Fletcher Walker began life as a street urchin, but is now the most successful author in the Penny Dreadful market, that is until Mr. King started taking all of his readers. No one knows who King is, including Fletcher’s fellow members of the Dread Penny Society, a fraternity of  authors dedicated to secretly fighting for the social and political causes of their working-class readers. The group knows King could be an asset with his obvious monetary success, or he could be the group’s undoing as King’s readership continues to cut into their profits.

Determined to find the elusive Mr. King, Fletcher approaches Miss Black. As a fellow-author, she is well-known among the high-class writers; perhaps she could be persuaded to make some inquiries as to Mr. King’s whereabouts? Elizabeth agrees to help Fletcher, if only to insure her secret identity is never discovered. What neither author anticipated was the instant attraction, even though their social positions dictate the impossibility of a relationship.

For the first time Elizabeth experiences the thrill of a cat-and-mouse adventure reminiscent of one of her own novels as she tries to throw Fletcher off her scent.

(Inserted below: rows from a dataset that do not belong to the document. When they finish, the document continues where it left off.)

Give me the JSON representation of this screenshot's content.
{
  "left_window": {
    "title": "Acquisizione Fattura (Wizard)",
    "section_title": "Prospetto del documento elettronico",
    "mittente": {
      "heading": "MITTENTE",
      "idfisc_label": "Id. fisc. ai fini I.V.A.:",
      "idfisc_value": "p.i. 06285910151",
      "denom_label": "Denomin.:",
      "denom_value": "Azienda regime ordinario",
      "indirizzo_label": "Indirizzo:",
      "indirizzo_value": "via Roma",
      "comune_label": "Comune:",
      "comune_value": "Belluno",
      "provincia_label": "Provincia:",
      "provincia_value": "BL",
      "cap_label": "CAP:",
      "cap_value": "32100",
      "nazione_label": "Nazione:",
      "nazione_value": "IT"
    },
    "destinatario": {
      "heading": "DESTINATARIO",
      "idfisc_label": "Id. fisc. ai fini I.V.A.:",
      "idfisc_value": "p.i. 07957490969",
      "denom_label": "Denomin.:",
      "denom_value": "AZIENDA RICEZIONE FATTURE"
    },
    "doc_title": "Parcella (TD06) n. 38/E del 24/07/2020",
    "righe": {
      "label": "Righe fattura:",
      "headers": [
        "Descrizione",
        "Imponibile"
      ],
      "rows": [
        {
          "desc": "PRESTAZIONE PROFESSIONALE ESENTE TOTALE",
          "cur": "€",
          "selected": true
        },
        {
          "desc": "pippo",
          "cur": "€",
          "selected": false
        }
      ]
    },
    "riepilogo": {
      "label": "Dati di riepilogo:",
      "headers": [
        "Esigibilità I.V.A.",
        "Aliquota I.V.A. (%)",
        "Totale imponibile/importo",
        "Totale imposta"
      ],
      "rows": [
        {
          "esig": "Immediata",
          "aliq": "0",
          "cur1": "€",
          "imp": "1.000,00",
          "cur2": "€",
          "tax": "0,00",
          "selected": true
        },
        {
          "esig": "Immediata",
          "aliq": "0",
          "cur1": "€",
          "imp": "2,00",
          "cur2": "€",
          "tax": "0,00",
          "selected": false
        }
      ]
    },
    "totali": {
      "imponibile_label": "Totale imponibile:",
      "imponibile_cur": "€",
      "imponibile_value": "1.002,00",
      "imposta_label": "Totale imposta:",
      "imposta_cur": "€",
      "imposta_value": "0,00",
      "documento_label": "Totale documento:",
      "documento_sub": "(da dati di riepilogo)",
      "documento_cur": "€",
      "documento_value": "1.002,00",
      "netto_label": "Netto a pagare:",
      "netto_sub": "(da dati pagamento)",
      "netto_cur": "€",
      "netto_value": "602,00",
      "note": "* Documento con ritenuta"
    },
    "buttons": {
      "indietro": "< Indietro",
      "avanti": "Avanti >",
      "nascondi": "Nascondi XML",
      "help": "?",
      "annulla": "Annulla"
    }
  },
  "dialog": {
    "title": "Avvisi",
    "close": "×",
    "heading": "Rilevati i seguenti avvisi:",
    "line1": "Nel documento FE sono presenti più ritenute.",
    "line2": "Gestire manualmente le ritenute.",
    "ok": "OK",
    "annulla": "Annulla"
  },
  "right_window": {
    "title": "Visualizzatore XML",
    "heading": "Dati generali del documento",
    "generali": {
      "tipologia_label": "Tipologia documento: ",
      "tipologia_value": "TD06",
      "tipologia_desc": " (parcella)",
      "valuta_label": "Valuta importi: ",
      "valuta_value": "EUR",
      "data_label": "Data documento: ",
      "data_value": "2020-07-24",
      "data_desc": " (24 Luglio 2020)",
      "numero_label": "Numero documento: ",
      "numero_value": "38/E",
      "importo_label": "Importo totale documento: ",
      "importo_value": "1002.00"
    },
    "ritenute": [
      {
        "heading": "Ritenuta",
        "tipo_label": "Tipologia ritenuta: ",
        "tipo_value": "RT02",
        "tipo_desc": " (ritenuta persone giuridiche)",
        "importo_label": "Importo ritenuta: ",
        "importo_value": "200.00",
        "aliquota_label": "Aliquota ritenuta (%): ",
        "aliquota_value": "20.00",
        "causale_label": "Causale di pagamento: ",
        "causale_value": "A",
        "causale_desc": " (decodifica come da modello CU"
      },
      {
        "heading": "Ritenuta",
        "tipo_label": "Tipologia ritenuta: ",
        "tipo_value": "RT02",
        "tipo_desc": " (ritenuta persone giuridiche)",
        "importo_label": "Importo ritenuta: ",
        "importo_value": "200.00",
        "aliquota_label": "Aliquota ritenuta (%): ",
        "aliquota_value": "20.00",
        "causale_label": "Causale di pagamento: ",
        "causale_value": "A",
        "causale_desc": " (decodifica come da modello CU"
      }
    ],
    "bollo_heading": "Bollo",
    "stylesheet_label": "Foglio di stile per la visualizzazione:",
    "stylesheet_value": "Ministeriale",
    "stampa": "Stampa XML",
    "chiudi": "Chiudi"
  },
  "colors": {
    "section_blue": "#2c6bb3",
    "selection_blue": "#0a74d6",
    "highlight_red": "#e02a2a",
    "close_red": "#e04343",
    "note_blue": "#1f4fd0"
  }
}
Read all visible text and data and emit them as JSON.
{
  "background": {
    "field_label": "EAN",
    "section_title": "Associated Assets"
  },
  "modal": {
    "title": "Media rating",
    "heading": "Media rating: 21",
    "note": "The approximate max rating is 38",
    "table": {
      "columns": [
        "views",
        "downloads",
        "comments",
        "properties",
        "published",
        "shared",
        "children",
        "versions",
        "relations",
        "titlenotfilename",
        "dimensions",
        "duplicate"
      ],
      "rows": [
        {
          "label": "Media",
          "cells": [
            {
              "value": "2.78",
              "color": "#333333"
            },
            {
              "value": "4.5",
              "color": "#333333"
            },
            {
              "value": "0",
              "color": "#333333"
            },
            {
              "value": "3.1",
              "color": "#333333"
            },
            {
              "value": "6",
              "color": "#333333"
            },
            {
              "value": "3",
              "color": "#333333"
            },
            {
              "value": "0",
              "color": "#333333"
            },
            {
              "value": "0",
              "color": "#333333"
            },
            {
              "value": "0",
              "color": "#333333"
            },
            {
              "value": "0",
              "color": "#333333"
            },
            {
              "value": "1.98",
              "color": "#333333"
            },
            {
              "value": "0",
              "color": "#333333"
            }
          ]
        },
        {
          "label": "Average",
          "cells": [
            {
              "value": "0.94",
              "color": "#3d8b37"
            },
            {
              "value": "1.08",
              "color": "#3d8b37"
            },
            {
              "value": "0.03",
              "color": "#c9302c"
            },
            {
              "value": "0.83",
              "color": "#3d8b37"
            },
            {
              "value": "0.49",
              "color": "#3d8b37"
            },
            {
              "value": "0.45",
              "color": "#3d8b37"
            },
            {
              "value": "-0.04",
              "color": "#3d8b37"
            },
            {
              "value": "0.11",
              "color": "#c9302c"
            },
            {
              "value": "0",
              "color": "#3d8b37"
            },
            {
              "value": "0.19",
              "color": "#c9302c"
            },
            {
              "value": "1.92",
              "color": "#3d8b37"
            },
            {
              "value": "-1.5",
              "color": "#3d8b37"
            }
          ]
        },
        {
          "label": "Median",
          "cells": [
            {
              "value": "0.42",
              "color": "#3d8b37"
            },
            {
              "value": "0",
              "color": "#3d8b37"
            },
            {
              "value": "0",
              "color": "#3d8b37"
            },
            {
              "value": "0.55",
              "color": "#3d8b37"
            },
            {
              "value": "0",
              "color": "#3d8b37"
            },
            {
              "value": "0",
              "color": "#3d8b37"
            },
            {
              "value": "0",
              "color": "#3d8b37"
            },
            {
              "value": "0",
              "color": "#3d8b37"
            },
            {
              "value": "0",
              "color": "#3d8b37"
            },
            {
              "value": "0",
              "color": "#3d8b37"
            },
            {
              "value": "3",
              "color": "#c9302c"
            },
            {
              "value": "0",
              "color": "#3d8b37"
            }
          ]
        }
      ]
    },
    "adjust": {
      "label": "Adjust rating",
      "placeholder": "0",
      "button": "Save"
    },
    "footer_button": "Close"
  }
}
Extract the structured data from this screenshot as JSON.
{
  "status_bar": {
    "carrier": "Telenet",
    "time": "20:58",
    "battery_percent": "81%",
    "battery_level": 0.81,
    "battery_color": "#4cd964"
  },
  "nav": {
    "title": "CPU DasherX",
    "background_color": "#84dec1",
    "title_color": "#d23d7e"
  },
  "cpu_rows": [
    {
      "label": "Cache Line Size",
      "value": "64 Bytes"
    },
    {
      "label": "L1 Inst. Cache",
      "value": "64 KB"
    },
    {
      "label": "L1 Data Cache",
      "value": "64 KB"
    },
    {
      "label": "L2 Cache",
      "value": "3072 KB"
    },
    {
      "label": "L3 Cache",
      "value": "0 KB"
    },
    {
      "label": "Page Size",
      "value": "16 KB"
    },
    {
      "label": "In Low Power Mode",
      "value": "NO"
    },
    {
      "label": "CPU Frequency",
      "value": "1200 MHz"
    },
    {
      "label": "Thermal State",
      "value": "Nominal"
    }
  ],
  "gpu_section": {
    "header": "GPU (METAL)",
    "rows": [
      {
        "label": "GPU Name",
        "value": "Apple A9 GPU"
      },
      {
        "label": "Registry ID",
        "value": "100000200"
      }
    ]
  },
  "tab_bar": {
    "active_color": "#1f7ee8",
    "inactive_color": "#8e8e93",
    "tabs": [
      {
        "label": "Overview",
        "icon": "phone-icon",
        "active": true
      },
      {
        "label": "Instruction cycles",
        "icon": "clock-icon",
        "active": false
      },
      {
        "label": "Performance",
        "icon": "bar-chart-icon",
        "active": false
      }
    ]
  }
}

But the more time they spend together, the more she loses her heart. Its upper-class against working-class, author against author where readers, reputations, and romance are all on the line.


highwayquote

The excellent first line drew me right in!

Fletcher Walker has crawled his way up from the gutter with just his swagger. He goes wherever he wants, acting like he belongs, and no one questions him. Fletcher is a different kind of a hero who is very vulnerable. Now that he is successful writing Penny Dreadfuls, he hasn’t forgotten where he came from, and he gives back to those who need it.

Elizabeth Black is all prim and proper in order to keep people interested in her school. However, that is just a facade for her adventurous spirit.

Fletcher and Elizabeth both write Penny Dreadfuls and the chapters switch between their points of view as well as the Penny Dreadful stories themselves.

I’ve never been in to over the top, exaggerated novels, but Elizabeth’s story was fun and interesting. Fletcher’s was interesting as well, but it was sad, and real, and raw. Especially because it came from a place he knew from growing up in the slums. I liked how the Penny Dreadfuls intertwined with the overall story.

Even with their success, Fletcher and Elizabeth are drawn together with their desire to educate those who are often overlooked like females and the poor.

Historical fiction is my favorite, and I love learning new and interesting things during different time periods. I love that Eden drew inspiration from real life author Elizabeth Caroline Grey who was rumored to write Penny Dreadfuls and Silver Fork novels.

There was an overall mystery throughout the book that I really enjoyed. The ending is very cute, but I still wish I had answers to some questions.

I have read almost all of Sarah M. Eden’s books, and she is one of my favorite authors. This book seemed a different style than others I have read from her, but I really liked it and completely recommend it.